Though showing up behind this week's top finisher, there are still positives to be found in the other newbies. Mostly by the studios that released them. Warner Bros. may put on a happy face about Gangster Squad's $16.7 million start and that its 34% Rotten Tomatoes rating IS technically the best-reviewed wide release of 2013 to date. Just ask Stuart Lee who called it "the best gangster film of the decade." (Unsure if that extends back to 2004 or just to 2010, but either way it's pretty stupid.) Secretly the studio is probably wishing it had a longer running time or some bad weather to pin on an pretty average start at best. Sure that $17 million would have been good enough for an easy victory if it had opened on its original September 7 release date, but a delay for reshoots after the Aurora theater shooting put it face-to-face against another elite squad hunting down a notorious criminal. The $75 million-budgeted film is already looking like the first big loser for the studio of the new year steadily falling back over the weekend behind another cinematic criminal -- Marlon Wayans.
Open Road's A Haunted House didn't screen for critics, unless you count the Twitter accounts used in the commercials -- @_Copastetic_ and @cuellarsteven27 -- who called it, respectively, the "Funniest movie ever!" and the "Funniest movie I've ever seen!" Ninety percent of reviewing critics disagree with them (and probably the 10% who liked it too) but audiences came out for it. Even more so on Saturday than on Friday ultimately banking $18.1 million. The number should not be so surprising considering even garbage like White Chicks ($19.6 million) and Little Man ($21.6) were also very profitable for Marlon. Nor should it be shocking that another really bad spoof racked up some decent dollars faster than you can remember Date Movie ($19.0), Epic Movie ($18.6) and Meet the Spartans ($18.5). Just pathetic, really.
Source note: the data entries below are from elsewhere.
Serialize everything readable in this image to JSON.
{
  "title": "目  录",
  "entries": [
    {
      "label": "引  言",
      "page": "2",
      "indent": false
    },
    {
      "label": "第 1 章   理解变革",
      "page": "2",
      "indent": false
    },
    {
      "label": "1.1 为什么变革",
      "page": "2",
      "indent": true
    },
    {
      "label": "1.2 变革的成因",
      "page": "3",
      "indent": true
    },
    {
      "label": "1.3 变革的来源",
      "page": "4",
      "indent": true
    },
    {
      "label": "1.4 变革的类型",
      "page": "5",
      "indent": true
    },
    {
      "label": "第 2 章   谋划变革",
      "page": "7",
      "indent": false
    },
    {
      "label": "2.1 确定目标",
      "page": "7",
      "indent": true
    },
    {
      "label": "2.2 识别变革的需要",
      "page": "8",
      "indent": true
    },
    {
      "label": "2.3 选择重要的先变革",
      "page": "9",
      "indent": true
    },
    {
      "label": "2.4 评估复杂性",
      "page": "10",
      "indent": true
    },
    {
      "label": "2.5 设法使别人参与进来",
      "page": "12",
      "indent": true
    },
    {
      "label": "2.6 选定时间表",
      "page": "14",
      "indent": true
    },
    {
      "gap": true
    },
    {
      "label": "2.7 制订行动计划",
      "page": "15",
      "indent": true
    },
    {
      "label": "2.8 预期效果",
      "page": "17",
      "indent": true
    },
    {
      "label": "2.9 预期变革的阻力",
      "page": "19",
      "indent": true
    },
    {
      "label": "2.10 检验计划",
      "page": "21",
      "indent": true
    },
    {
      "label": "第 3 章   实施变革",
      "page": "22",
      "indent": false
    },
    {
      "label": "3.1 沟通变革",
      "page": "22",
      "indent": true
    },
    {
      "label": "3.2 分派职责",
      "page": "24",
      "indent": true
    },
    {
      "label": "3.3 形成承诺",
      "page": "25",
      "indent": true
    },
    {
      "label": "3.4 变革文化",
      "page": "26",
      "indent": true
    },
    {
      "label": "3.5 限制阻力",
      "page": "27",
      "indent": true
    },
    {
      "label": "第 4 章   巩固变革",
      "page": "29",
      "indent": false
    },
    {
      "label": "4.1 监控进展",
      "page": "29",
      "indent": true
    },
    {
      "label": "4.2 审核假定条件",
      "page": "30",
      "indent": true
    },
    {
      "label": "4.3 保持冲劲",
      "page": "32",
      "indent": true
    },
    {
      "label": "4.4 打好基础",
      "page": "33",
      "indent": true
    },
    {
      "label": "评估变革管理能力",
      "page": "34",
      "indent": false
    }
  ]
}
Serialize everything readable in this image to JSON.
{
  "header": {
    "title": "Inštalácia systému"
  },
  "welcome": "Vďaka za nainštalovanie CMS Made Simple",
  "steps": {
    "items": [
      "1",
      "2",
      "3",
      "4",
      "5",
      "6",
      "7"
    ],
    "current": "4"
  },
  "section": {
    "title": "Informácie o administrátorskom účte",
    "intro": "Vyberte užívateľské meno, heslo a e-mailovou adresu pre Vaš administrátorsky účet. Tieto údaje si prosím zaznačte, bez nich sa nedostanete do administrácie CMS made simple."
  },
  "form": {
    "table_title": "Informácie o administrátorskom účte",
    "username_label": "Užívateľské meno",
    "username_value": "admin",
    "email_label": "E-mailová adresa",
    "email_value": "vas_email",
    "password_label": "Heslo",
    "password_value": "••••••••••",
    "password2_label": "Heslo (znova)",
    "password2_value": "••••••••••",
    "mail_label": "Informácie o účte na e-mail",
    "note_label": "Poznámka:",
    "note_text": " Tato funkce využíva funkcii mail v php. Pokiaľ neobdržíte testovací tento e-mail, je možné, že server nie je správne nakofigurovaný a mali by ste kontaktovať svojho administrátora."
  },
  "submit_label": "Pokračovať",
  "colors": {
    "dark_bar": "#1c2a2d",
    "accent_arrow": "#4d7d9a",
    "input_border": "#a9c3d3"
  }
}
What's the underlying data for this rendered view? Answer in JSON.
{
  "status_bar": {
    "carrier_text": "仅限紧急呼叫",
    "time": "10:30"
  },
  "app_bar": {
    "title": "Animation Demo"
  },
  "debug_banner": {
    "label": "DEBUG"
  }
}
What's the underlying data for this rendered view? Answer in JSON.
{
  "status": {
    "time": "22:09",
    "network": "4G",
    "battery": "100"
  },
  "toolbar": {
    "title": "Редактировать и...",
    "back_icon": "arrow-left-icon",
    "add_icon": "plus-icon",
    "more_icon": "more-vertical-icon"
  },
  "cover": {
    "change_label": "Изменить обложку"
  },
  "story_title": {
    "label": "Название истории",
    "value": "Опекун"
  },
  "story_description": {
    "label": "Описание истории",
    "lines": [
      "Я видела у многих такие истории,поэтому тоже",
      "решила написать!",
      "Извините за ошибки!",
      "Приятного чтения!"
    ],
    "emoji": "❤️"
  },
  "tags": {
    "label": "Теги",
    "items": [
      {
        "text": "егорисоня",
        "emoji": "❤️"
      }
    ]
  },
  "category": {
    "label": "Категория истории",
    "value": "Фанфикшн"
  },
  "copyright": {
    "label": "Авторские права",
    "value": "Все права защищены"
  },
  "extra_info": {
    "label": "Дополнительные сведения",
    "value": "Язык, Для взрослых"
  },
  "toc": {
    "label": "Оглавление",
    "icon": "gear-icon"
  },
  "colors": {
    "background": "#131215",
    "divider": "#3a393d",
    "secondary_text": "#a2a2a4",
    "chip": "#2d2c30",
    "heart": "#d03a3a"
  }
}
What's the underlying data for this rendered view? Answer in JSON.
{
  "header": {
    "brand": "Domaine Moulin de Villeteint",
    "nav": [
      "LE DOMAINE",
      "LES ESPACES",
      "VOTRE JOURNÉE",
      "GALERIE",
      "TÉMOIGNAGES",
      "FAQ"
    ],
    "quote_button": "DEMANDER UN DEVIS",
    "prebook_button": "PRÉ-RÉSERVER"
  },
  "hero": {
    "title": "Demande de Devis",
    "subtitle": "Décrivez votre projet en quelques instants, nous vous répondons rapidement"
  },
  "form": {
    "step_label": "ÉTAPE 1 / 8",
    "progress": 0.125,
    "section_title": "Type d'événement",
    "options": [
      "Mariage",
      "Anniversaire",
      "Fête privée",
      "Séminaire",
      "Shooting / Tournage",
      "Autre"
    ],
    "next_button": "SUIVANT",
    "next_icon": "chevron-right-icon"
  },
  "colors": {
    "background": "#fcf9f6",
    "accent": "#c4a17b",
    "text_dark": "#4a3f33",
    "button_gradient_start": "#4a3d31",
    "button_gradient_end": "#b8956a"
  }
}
Take comfort that the film is likely to drop hard next weekend, but not nearly as hard as last week's winner.
A Near-Record Fall
More critics liked Texas Chainsaw 3D more than A Haunted House. Think about that for a moment. But the Wayans film is likely to win the war at the box office as the horror sequel suffered one of the biggest drops for a number-one opener ever. Falling all the way to ninth place this week, the 10th highest R-rated January opener dropped from $21.7 million down to just $5.1. That's a 76.3% decline putting it on the following list:
Friday the 13th (2009) (-80.4% drop), Texas Chainsaw 3D (-76.3%), The Devil Inside (-76.2%), Bruno (-72.8%), Doom (-72.7%), A Nightmare on Elm Street (2010) (-72.3%), Harry Potter and the Deathly Hallows: Part 2 (-72%), Paranormal Activity 4 (-70.7%), Hellboy II: The Golden Army (-70.7%), Valentine's Day (-70.4%), The Twilight Saga: New Moon (-70%)
On the flipside of the equation, while Django Unchained and Les Miserables lost a bit in lieu of the fresh competition, four other films saw their lot increase thanks to attention from the Oscar nominations this week. Steven Spielberg's Lincoln jumped from $5.4 million last week to $6.3 this week. How much more can 12 Oscar nominations for the now-easy favorite at this year's awards add to its $150 million-plus tally? It only needs another $27 million to be (inflation notwithstanding) the 10th highest-grossing film of Spielberg's career. After eight weeks of limited release and now eight nominations, Silver Linings Playbook finally reached a $5 million weekend and will be headed for over 2,000 screens next week. The Impossible added 236 screens and only dropped 7.5%, while Life of Pi lost 208 screens and fell 4.6% as it heads towards $100 million in the U.S. and $400 million worldwide.
Erik Childress can be seen each Thursday morning on WCIU-TV's First Business breaking down the box office on the Movies & Money segment.
[box office figures via Box Office Mojo]